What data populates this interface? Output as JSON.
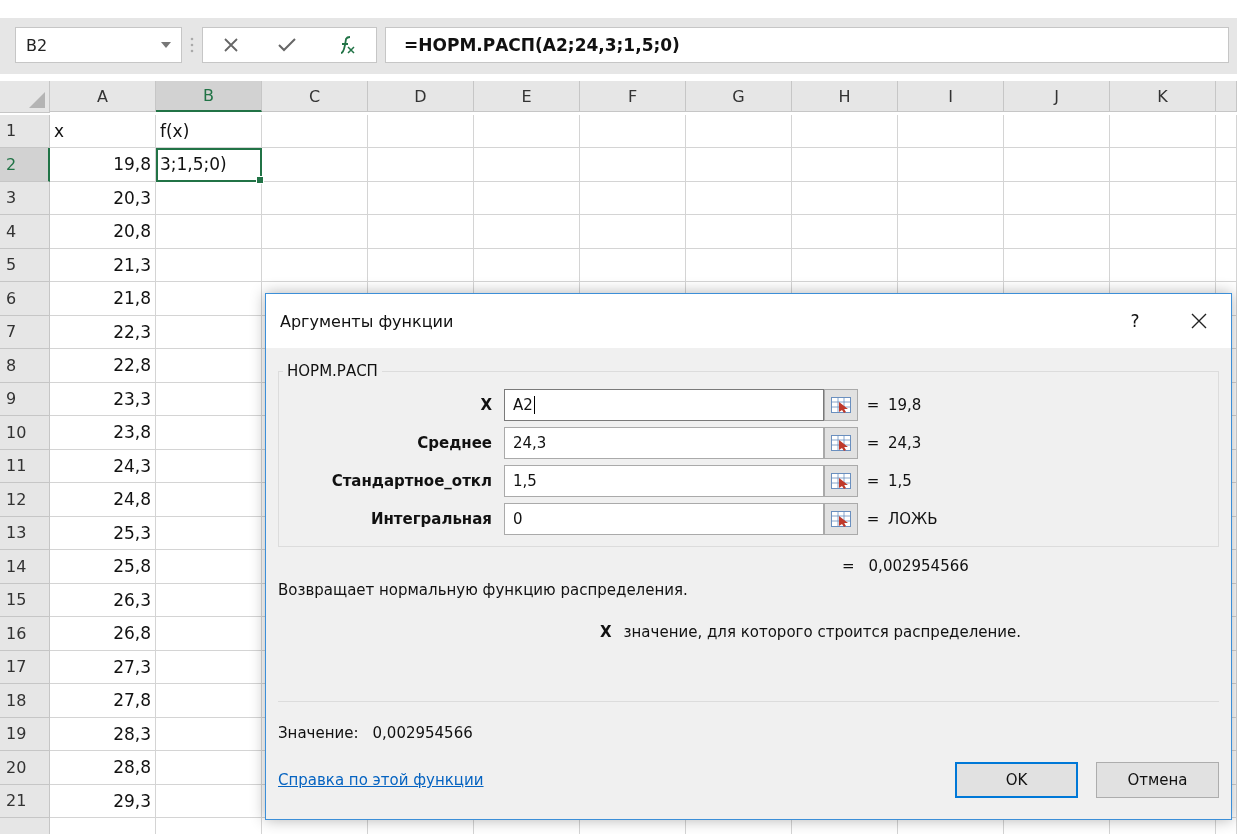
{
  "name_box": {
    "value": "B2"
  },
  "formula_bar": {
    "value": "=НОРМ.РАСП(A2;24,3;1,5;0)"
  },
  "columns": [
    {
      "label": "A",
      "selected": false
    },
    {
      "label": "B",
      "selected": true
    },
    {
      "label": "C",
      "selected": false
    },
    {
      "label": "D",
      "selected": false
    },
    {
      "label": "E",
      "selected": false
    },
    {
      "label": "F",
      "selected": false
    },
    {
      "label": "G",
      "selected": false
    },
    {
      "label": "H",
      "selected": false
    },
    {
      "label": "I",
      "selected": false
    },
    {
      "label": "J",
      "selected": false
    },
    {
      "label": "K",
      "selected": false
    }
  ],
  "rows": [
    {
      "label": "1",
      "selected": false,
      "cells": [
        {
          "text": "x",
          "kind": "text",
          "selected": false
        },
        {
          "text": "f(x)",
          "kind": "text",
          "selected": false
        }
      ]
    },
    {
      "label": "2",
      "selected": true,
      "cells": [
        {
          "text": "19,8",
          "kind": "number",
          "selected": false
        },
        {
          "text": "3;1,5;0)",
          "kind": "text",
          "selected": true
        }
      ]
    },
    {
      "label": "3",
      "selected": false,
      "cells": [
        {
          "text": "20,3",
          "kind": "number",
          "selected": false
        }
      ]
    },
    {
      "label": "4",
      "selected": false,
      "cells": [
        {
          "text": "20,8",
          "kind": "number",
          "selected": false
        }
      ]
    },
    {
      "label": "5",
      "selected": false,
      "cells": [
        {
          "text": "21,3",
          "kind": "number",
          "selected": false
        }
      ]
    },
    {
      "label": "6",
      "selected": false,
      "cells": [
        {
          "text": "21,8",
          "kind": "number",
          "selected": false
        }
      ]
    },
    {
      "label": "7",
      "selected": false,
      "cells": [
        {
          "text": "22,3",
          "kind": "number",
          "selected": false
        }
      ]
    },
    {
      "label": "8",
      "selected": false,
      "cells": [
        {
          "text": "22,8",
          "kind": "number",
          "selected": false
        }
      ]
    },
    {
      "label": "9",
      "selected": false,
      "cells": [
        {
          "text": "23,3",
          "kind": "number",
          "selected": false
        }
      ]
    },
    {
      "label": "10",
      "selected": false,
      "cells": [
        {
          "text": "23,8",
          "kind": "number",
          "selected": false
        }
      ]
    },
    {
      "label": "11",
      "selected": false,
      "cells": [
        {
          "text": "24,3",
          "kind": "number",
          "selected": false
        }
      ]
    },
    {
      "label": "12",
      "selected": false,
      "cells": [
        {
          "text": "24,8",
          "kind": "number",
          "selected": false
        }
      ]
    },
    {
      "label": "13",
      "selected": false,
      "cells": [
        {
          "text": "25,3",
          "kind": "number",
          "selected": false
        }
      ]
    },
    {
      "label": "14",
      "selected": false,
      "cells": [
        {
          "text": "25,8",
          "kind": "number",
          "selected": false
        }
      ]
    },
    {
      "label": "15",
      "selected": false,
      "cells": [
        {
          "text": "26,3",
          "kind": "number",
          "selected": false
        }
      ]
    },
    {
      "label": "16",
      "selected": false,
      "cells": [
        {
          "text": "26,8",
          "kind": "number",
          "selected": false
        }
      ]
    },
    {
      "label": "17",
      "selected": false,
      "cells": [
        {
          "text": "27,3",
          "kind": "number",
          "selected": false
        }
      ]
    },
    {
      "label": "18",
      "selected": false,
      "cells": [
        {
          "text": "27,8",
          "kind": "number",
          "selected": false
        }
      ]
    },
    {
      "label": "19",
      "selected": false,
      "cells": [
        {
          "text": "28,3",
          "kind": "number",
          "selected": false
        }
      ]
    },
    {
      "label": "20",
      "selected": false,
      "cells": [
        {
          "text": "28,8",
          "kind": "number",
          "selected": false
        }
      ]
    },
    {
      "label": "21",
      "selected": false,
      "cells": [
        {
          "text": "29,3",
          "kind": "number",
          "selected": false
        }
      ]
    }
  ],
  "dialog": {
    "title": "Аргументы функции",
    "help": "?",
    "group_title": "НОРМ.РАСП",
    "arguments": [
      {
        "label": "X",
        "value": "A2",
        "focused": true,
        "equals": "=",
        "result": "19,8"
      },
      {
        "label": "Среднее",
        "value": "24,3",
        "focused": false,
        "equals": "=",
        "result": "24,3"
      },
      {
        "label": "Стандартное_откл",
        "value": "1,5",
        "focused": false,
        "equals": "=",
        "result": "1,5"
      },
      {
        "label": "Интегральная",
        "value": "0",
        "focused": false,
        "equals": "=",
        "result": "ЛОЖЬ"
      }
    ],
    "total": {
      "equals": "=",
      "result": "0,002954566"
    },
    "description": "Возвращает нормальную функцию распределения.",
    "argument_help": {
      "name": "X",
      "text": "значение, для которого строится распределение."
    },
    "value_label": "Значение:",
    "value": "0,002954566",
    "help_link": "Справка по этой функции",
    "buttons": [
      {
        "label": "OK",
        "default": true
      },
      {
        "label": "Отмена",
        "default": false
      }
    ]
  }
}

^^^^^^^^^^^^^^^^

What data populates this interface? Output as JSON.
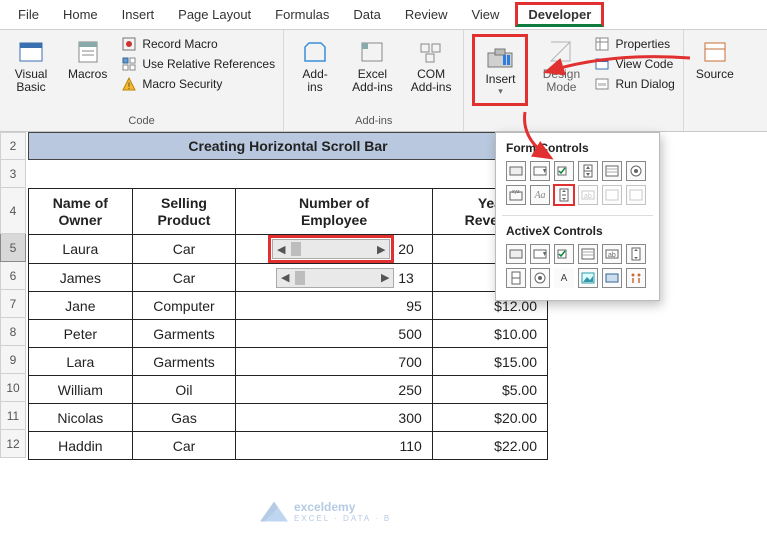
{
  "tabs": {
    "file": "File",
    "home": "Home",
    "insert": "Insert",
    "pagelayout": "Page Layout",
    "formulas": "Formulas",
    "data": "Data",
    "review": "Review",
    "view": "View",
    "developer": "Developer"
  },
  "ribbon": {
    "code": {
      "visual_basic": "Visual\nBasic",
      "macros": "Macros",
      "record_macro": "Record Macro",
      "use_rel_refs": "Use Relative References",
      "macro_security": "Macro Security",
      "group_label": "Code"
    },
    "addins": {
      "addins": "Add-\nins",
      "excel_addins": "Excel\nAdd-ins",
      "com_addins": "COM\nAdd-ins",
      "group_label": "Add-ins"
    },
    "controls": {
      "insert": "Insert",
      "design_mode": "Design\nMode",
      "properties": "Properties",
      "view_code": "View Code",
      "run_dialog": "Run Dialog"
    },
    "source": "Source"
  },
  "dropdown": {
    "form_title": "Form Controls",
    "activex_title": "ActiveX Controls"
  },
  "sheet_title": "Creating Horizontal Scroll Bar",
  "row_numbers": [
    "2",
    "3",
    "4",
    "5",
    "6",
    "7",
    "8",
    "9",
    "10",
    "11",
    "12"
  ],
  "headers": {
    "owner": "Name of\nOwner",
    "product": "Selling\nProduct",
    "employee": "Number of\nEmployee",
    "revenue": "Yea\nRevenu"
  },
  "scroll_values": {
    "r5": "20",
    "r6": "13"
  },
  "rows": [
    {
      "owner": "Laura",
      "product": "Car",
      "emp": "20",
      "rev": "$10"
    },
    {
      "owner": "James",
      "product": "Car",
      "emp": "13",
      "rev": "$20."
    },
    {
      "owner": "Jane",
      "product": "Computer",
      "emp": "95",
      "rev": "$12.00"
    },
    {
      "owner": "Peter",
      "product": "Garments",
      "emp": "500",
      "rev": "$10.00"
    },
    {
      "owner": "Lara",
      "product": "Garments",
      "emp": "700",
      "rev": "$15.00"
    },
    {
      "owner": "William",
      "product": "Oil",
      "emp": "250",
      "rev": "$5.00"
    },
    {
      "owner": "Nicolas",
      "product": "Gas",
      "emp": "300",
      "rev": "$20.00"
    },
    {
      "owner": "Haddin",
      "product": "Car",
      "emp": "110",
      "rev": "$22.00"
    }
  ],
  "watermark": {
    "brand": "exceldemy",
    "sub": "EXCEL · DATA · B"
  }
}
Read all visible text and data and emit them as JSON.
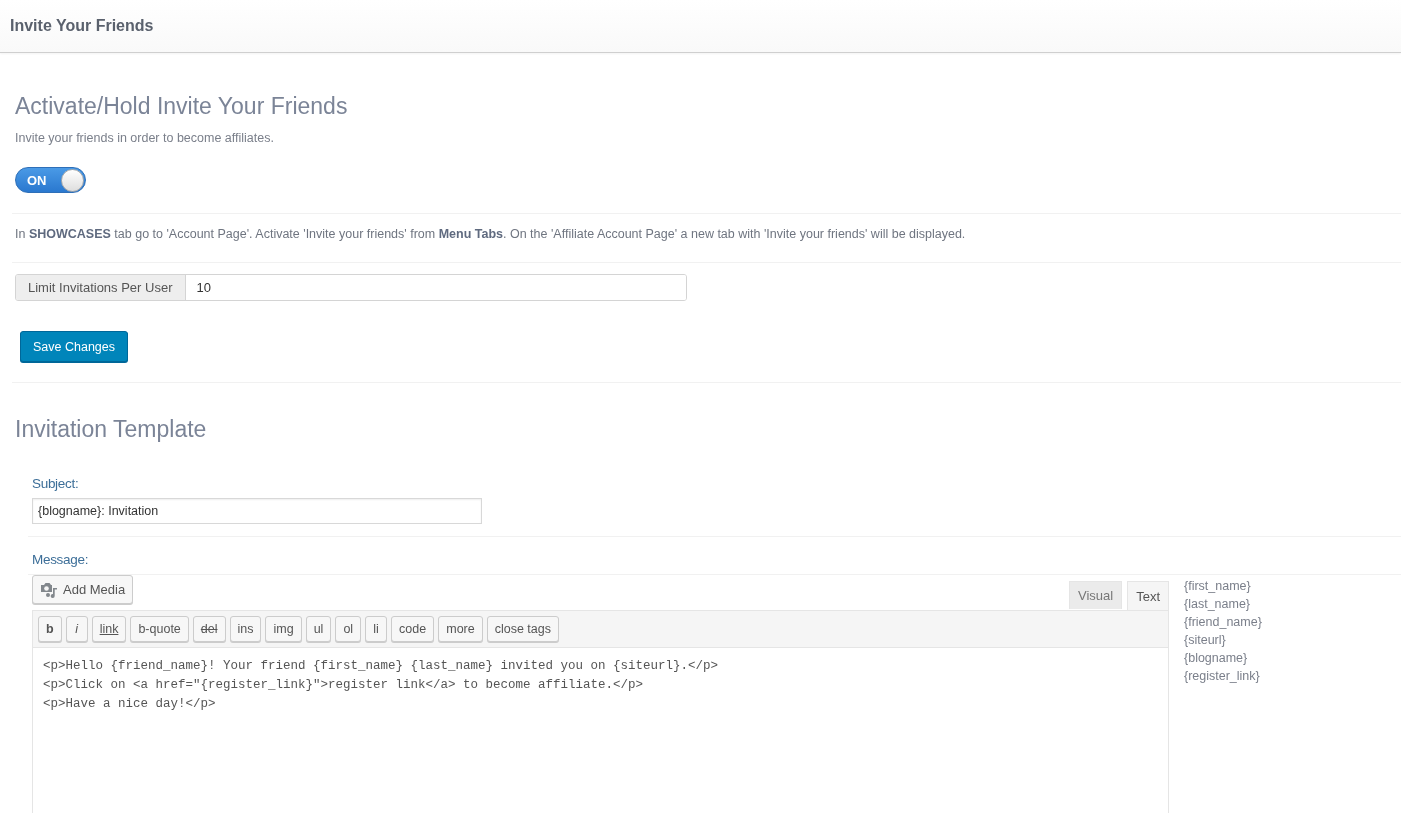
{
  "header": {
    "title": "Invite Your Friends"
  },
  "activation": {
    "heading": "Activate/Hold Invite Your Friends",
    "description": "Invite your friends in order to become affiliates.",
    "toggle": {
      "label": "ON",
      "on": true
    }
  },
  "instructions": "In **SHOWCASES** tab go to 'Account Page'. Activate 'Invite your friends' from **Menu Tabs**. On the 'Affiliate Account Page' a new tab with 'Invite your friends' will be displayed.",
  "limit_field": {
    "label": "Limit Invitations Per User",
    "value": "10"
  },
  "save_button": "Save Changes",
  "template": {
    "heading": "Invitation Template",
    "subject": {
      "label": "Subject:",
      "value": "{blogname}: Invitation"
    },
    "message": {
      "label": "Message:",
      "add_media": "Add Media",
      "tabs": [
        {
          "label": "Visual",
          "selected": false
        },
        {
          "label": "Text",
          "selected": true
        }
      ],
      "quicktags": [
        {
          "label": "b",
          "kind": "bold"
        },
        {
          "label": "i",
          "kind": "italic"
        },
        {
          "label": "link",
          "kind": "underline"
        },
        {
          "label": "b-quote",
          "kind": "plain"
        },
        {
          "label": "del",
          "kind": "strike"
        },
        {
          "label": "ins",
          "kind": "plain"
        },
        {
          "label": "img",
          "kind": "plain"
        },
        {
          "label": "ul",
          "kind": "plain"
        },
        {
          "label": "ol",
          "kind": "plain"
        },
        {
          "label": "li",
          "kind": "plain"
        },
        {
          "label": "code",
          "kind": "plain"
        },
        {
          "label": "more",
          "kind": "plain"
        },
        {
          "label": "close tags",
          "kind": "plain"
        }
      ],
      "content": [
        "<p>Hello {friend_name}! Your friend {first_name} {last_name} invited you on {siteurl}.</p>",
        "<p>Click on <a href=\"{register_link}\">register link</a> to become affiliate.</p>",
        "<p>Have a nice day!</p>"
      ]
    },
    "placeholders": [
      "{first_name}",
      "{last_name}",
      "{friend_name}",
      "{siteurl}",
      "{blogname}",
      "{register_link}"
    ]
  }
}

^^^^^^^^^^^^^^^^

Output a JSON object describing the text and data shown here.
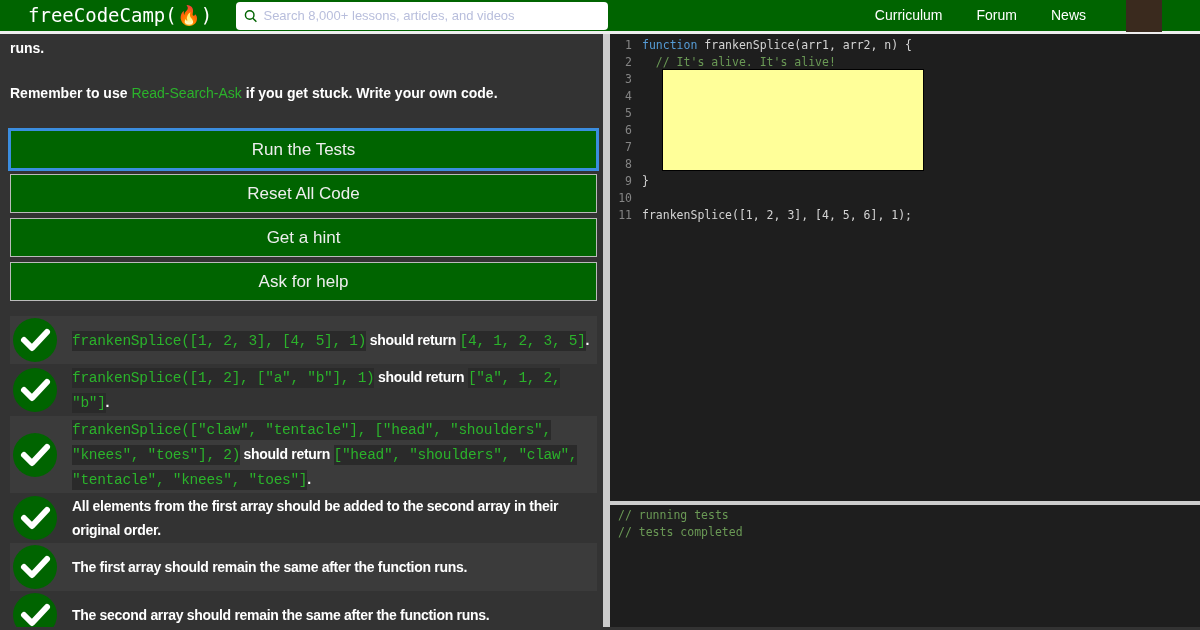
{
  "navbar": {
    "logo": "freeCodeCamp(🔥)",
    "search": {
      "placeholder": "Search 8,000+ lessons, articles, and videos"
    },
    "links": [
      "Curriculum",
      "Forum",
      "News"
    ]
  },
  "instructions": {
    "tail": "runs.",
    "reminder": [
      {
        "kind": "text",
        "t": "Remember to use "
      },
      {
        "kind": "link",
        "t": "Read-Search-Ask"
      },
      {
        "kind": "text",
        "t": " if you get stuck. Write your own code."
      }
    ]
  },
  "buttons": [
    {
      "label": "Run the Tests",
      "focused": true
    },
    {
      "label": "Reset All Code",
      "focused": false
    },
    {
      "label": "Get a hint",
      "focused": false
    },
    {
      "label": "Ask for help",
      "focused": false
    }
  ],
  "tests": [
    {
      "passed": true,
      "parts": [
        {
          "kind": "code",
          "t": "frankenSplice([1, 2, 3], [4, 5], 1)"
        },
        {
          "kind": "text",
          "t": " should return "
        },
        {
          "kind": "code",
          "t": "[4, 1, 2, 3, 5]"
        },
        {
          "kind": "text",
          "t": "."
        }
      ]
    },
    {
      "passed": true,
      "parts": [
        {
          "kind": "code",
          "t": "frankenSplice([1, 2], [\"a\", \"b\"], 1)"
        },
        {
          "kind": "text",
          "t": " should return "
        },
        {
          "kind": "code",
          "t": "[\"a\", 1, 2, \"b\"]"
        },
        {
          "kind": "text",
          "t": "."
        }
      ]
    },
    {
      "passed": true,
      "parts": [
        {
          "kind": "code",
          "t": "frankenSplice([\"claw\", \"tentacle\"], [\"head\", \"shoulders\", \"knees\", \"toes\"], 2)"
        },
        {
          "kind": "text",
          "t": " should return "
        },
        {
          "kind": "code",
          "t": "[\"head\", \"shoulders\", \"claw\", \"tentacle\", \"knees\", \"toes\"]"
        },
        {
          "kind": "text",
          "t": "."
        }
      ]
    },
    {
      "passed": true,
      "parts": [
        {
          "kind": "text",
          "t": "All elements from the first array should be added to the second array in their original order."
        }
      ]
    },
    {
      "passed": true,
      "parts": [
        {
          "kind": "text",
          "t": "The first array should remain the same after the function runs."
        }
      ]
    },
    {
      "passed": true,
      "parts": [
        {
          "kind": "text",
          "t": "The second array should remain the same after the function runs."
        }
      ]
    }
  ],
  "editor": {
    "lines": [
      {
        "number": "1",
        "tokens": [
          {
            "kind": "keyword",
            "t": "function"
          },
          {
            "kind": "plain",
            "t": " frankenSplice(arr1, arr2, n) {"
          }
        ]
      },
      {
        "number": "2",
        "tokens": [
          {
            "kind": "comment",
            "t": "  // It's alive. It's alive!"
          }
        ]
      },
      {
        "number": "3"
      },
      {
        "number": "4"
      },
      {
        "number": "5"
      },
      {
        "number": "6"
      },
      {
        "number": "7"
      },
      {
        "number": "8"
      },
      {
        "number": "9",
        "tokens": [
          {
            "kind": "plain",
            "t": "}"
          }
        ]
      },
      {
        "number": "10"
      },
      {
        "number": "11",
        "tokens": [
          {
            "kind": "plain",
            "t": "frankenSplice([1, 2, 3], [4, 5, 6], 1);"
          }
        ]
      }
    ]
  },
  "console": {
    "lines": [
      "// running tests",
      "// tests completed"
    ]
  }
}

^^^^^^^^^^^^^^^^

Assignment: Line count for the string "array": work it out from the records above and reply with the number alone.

Task result: 3